> _WHAT IS EXPECTED_
Retype all of the data that follows, line for line.

> _DATASET CONTENT_
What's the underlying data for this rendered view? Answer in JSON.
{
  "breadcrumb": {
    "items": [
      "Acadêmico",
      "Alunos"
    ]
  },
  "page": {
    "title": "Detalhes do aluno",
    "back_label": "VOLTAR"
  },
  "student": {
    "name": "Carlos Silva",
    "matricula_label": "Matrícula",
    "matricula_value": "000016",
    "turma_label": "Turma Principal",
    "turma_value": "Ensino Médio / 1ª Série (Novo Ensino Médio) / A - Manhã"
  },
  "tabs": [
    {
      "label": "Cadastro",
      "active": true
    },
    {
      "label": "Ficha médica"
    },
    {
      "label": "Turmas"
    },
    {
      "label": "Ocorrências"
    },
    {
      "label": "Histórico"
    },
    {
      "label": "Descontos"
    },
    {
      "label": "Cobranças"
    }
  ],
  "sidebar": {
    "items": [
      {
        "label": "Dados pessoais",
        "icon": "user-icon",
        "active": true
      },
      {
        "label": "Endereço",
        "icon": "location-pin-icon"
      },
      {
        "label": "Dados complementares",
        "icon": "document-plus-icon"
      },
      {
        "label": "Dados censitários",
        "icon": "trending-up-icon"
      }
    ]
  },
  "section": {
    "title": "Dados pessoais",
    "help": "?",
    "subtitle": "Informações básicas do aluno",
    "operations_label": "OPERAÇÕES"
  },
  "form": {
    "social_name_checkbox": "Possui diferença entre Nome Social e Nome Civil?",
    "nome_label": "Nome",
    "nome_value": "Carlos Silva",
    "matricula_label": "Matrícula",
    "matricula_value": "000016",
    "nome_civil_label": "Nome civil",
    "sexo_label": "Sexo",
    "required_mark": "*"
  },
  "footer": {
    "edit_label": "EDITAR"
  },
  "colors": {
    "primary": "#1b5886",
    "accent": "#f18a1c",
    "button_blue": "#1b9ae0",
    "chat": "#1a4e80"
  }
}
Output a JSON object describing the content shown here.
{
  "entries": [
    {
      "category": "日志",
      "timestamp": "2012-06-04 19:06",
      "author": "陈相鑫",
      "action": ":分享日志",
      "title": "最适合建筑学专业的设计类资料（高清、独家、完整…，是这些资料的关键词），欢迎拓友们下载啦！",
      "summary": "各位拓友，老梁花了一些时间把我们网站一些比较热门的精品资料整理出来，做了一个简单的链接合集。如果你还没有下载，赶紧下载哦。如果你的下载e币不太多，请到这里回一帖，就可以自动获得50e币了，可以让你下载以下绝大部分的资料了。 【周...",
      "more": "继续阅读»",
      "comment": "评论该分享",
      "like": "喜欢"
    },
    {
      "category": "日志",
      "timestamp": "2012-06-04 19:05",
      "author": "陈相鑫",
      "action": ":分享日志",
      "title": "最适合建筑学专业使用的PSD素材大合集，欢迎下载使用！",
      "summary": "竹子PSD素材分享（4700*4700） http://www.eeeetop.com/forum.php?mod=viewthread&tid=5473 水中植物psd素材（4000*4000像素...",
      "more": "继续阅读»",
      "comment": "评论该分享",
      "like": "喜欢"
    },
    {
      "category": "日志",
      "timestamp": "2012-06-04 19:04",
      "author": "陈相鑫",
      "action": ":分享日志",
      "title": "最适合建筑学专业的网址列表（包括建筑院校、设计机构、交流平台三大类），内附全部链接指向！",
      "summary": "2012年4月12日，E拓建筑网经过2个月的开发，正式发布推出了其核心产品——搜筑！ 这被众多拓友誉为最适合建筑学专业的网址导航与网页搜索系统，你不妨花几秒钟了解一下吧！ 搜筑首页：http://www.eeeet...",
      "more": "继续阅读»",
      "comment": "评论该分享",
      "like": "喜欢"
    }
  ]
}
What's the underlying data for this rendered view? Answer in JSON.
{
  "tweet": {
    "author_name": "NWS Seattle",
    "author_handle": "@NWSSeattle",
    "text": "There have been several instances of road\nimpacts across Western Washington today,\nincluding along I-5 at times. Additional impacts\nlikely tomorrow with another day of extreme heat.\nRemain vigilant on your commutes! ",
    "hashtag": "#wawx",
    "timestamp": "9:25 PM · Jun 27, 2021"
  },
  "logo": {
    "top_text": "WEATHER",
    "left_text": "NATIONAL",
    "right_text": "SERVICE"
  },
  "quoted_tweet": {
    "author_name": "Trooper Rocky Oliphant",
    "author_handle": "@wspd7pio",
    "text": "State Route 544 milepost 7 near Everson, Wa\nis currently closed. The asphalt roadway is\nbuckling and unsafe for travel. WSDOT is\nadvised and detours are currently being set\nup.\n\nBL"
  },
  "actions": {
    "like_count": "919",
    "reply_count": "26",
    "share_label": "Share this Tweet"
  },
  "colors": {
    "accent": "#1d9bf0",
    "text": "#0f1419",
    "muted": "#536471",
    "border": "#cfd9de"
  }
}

> _WRITTEN SOLUTION_
What's the underlying data for this rendered view? Answer in JSON.
{
  "breadcrumb": {
    "items": [
      "Acadêmico",
      "Alunos"
    ]
  },
  "page": {
    "title": "Detalhes do aluno",
    "back_label": "VOLTAR"
  },
  "student": {
    "name": "Carlos Silva",
    "matricula_label": "Matrícula",
    "matricula_value": "000016",
    "turma_label": "Turma Principal",
    "turma_value": "Ensino Médio / 1ª Série (Novo Ensino Médio) / A - Manhã"
  },
  "tabs": [
    {
      "label": "Cadastro",
      "active": true
    },
    {
      "label": "Ficha médica"
    },
    {
      "label": "Turmas"
    },
    {
      "label": "Ocorrências"
    },
    {
      "label": "Histórico"
    },
    {
      "label": "Descontos"
    },
    {
      "label": "Cobranças"
    }
  ],
  "sidebar": {
    "items": [
      {
        "label": "Dados pessoais",
        "icon": "user-icon",
        "active": true
      },
      {
        "label": "Endereço",
        "icon": "location-pin-icon"
      },
      {
        "label": "Dados complementares",
        "icon": "document-plus-icon"
      },
      {
        "label": "Dados censitários",
        "icon": "trending-up-icon"
      }
    ]
  },
  "section": {
    "title": "Dados pessoais",
    "help": "?",
    "subtitle": "Informações básicas do aluno",
    "operations_label": "OPERAÇÕES"
  },
  "form": {
    "social_name_checkbox": "Possui diferença entre Nome Social e Nome Civil?",
    "nome_label": "Nome",
    "nome_value": "Carlos Silva",
    "matricula_label": "Matrícula",
    "matricula_value": "000016",
    "nome_civil_label": "Nome civil",
    "sexo_label": "Sexo",
    "required_mark": "*"
  },
  "footer": {
    "edit_label": "EDITAR"
  },
  "colors": {
    "primary": "#1b5886",
    "accent": "#f18a1c",
    "button_blue": "#1b9ae0",
    "chat": "#1a4e80"
  }
}
Output a JSON object describing the content shown here.
{
  "entries": [
    {
      "category": "日志",
      "timestamp": "2012-06-04 19:06",
      "author": "陈相鑫",
      "action": ":分享日志",
      "title": "最适合建筑学专业的设计类资料（高清、独家、完整…，是这些资料的关键词），欢迎拓友们下载啦！",
      "summary": "各位拓友，老梁花了一些时间把我们网站一些比较热门的精品资料整理出来，做了一个简单的链接合集。如果你还没有下载，赶紧下载哦。如果你的下载e币不太多，请到这里回一帖，就可以自动获得50e币了，可以让你下载以下绝大部分的资料了。 【周...",
      "more": "继续阅读»",
      "comment": "评论该分享",
      "like": "喜欢"
    },
    {
      "category": "日志",
      "timestamp": "2012-06-04 19:05",
      "author": "陈相鑫",
      "action": ":分享日志",
      "title": "最适合建筑学专业使用的PSD素材大合集，欢迎下载使用！",
      "summary": "竹子PSD素材分享（4700*4700） http://www.eeeetop.com/forum.php?mod=viewthread&tid=5473 水中植物psd素材（4000*4000像素...",
      "more": "继续阅读»",
      "comment": "评论该分享",
      "like": "喜欢"
    },
    {
      "category": "日志",
      "timestamp": "2012-06-04 19:04",
      "author": "陈相鑫",
      "action": ":分享日志",
      "title": "最适合建筑学专业的网址列表（包括建筑院校、设计机构、交流平台三大类），内附全部链接指向！",
      "summary": "2012年4月12日，E拓建筑网经过2个月的开发，正式发布推出了其核心产品——搜筑！ 这被众多拓友誉为最适合建筑学专业的网址导航与网页搜索系统，你不妨花几秒钟了解一下吧！ 搜筑首页：http://www.eeeet...",
      "more": "继续阅读»",
      "comment": "评论该分享",
      "like": "喜欢"
    }
  ]
}
What's the underlying data for this rendered view? Answer in JSON.
{
  "tweet": {
    "author_name": "NWS Seattle",
    "author_handle": "@NWSSeattle",
    "text": "There have been several instances of road\nimpacts across Western Washington today,\nincluding along I-5 at times. Additional impacts\nlikely tomorrow with another day of extreme heat.\nRemain vigilant on your commutes! ",
    "hashtag": "#wawx",
    "timestamp": "9:25 PM · Jun 27, 2021"
  },
  "logo": {
    "top_text": "WEATHER",
    "left_text": "NATIONAL",
    "right_text": "SERVICE"
  },
  "quoted_tweet": {
    "author_name": "Trooper Rocky Oliphant",
    "author_handle": "@wspd7pio",
    "text": "State Route 544 milepost 7 near Everson, Wa\nis currently closed. The asphalt roadway is\nbuckling and unsafe for travel. WSDOT is\nadvised and detours are currently being set\nup.\n\nBL"
  },
  "actions": {
    "like_count": "919",
    "reply_count": "26",
    "share_label": "Share this Tweet"
  },
  "colors": {
    "accent": "#1d9bf0",
    "text": "#0f1419",
    "muted": "#536471",
    "border": "#cfd9de"
  }
}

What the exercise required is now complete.